▶ INPUT DATA:
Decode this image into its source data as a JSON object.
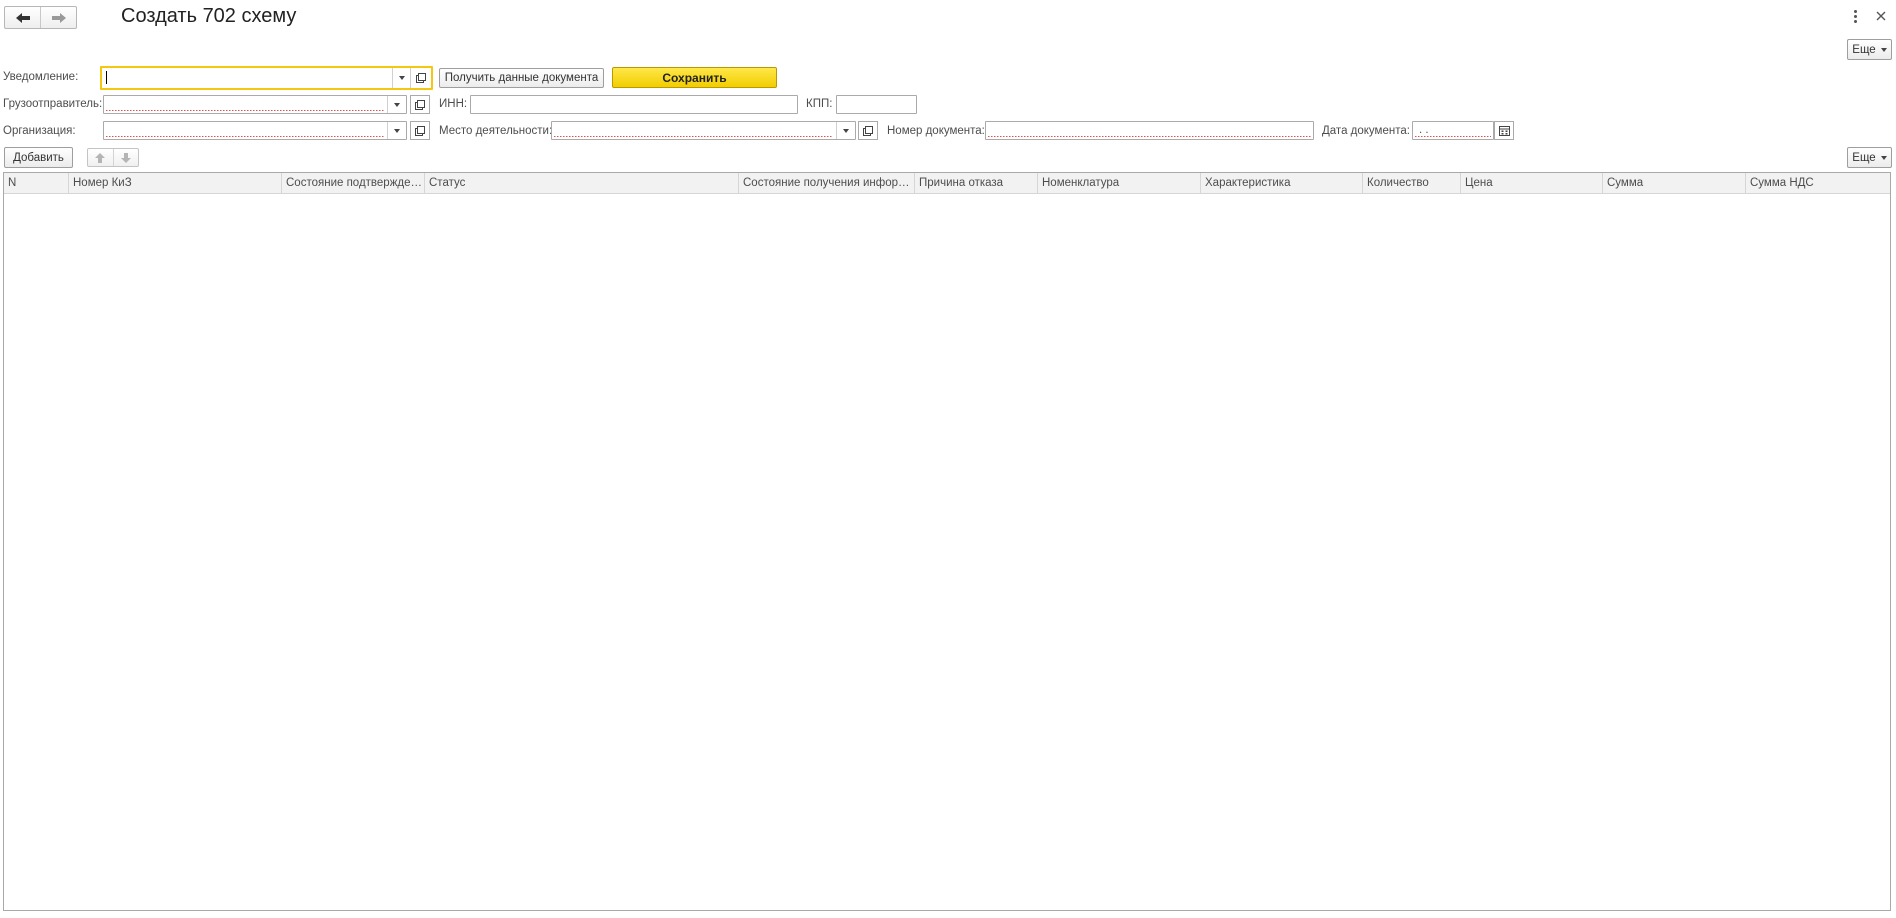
{
  "window": {
    "title": "Создать 702 схему"
  },
  "toolbar": {
    "more_label": "Еще"
  },
  "form": {
    "notification_label": "Уведомление:",
    "notification_value": "",
    "get_data_button": "Получить данные документа",
    "save_button": "Сохранить",
    "shipper_label": "Грузоотправитель:",
    "shipper_value": "",
    "inn_label": "ИНН:",
    "inn_value": "",
    "kpp_label": "КПП:",
    "kpp_value": "",
    "organization_label": "Организация:",
    "organization_value": "",
    "place_label": "Место деятельности:",
    "place_value": "",
    "doc_number_label": "Номер документа:",
    "doc_number_value": "",
    "doc_date_label": "Дата документа:",
    "doc_date_value": " .  . "
  },
  "table_toolbar": {
    "add_button": "Добавить",
    "more_label": "Еще"
  },
  "table": {
    "columns": [
      "N",
      "Номер КиЗ",
      "Состояние подтвержден...",
      "Статус",
      "Состояние получения информа...",
      "Причина отказа",
      "Номенклатура",
      "Характеристика",
      "Количество",
      "Цена",
      "Сумма",
      "Сумма НДС"
    ],
    "rows": []
  },
  "icons": {
    "back": "arrow-left-icon",
    "forward": "arrow-right-icon",
    "kebab": "kebab-menu-icon",
    "close": "close-icon",
    "dropdown": "chevron-down-icon",
    "open": "open-link-icon",
    "calendar": "calendar-icon",
    "move_up": "arrow-up-icon",
    "move_down": "arrow-down-icon"
  }
}
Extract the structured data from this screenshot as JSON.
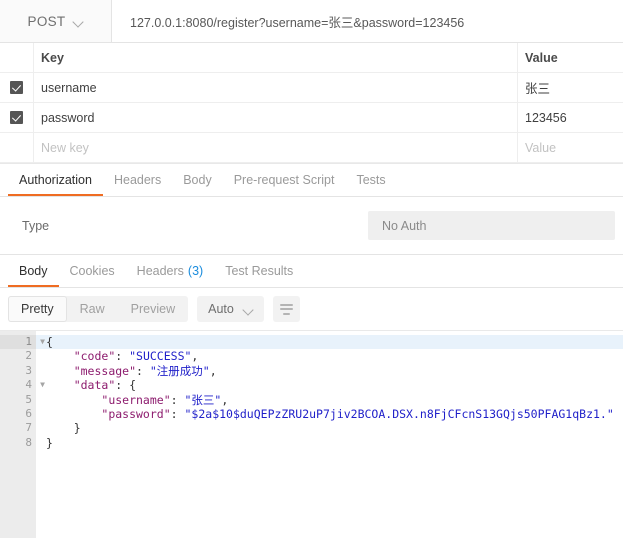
{
  "request": {
    "method": "POST",
    "method_caret_icon": "chevron-down-icon",
    "url": "127.0.0.1:8080/register?username=张三&password=123456"
  },
  "params": {
    "columns": {
      "key": "Key",
      "value": "Value"
    },
    "rows": [
      {
        "checked": true,
        "key": "username",
        "value": "张三"
      },
      {
        "checked": true,
        "key": "password",
        "value": "123456"
      }
    ],
    "new_row": {
      "key_placeholder": "New key",
      "value_placeholder": "Value"
    }
  },
  "request_tabs": {
    "items": [
      {
        "label": "Authorization",
        "active": true
      },
      {
        "label": "Headers",
        "active": false
      },
      {
        "label": "Body",
        "active": false
      },
      {
        "label": "Pre-request Script",
        "active": false
      },
      {
        "label": "Tests",
        "active": false
      }
    ]
  },
  "auth": {
    "type_label": "Type",
    "type_value": "No Auth"
  },
  "response_tabs": {
    "items": [
      {
        "label": "Body",
        "count": "",
        "active": true
      },
      {
        "label": "Cookies",
        "count": "",
        "active": false
      },
      {
        "label": "Headers",
        "count": "(3)",
        "active": false
      },
      {
        "label": "Test Results",
        "count": "",
        "active": false
      }
    ]
  },
  "format_bar": {
    "segments": [
      {
        "label": "Pretty",
        "active": true
      },
      {
        "label": "Raw",
        "active": false
      },
      {
        "label": "Preview",
        "active": false
      }
    ],
    "language": "Auto",
    "language_caret_icon": "chevron-down-icon",
    "wrap_icon": "word-wrap-icon"
  },
  "response_body": {
    "language": "json",
    "gutter": [
      "1",
      "2",
      "3",
      "4",
      "5",
      "6",
      "7",
      "8"
    ],
    "fold_lines": [
      "1",
      "4"
    ],
    "highlighted_line": "1",
    "raw": "{\n    \"code\": \"SUCCESS\",\n    \"message\": \"注册成功\",\n    \"data\": {\n        \"username\": \"张三\",\n        \"password\": \"$2a$10$duQEPzZRU2uP7jiv2BCOA.DSX.n8FjCFcnS13GQjs50PFAG1qBz1.\"\n    }\n}",
    "json": {
      "code": "SUCCESS",
      "message": "注册成功",
      "data": {
        "username": "张三",
        "password": "$2a$10$duQEPzZRU2uP7jiv2BCOA.DSX.n8FjCFcnS13GQjs50PFAG1qBz1."
      }
    },
    "lines": [
      {
        "n": "1",
        "indent": 0,
        "parts": [
          {
            "t": "{",
            "c": "p"
          }
        ]
      },
      {
        "n": "2",
        "indent": 4,
        "parts": [
          {
            "t": "\"code\"",
            "c": "k"
          },
          {
            "t": ": ",
            "c": "p"
          },
          {
            "t": "\"SUCCESS\"",
            "c": "s"
          },
          {
            "t": ",",
            "c": "p"
          }
        ]
      },
      {
        "n": "3",
        "indent": 4,
        "parts": [
          {
            "t": "\"message\"",
            "c": "k"
          },
          {
            "t": ": ",
            "c": "p"
          },
          {
            "t": "\"注册成功\"",
            "c": "s"
          },
          {
            "t": ",",
            "c": "p"
          }
        ]
      },
      {
        "n": "4",
        "indent": 4,
        "parts": [
          {
            "t": "\"data\"",
            "c": "k"
          },
          {
            "t": ": {",
            "c": "p"
          }
        ]
      },
      {
        "n": "5",
        "indent": 8,
        "parts": [
          {
            "t": "\"username\"",
            "c": "k"
          },
          {
            "t": ": ",
            "c": "p"
          },
          {
            "t": "\"张三\"",
            "c": "s"
          },
          {
            "t": ",",
            "c": "p"
          }
        ]
      },
      {
        "n": "6",
        "indent": 8,
        "parts": [
          {
            "t": "\"password\"",
            "c": "k"
          },
          {
            "t": ": ",
            "c": "p"
          },
          {
            "t": "\"$2a$10$duQEPzZRU2uP7jiv2BCOA.DSX.n8FjCFcnS13GQjs50PFAG1qBz1.\"",
            "c": "s"
          }
        ]
      },
      {
        "n": "7",
        "indent": 4,
        "parts": [
          {
            "t": "}",
            "c": "p"
          }
        ]
      },
      {
        "n": "8",
        "indent": 0,
        "parts": [
          {
            "t": "}",
            "c": "p"
          }
        ]
      }
    ]
  },
  "colors": {
    "accent": "#ef6c22",
    "link": "#1a8cdd",
    "json_key": "#8d1c6e",
    "json_string": "#1f1fc9",
    "gutter_bg": "#ececec",
    "highlight_line": "#e8f2fb"
  }
}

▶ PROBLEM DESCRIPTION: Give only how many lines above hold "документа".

▶ EXERCISE SOLUTION: 3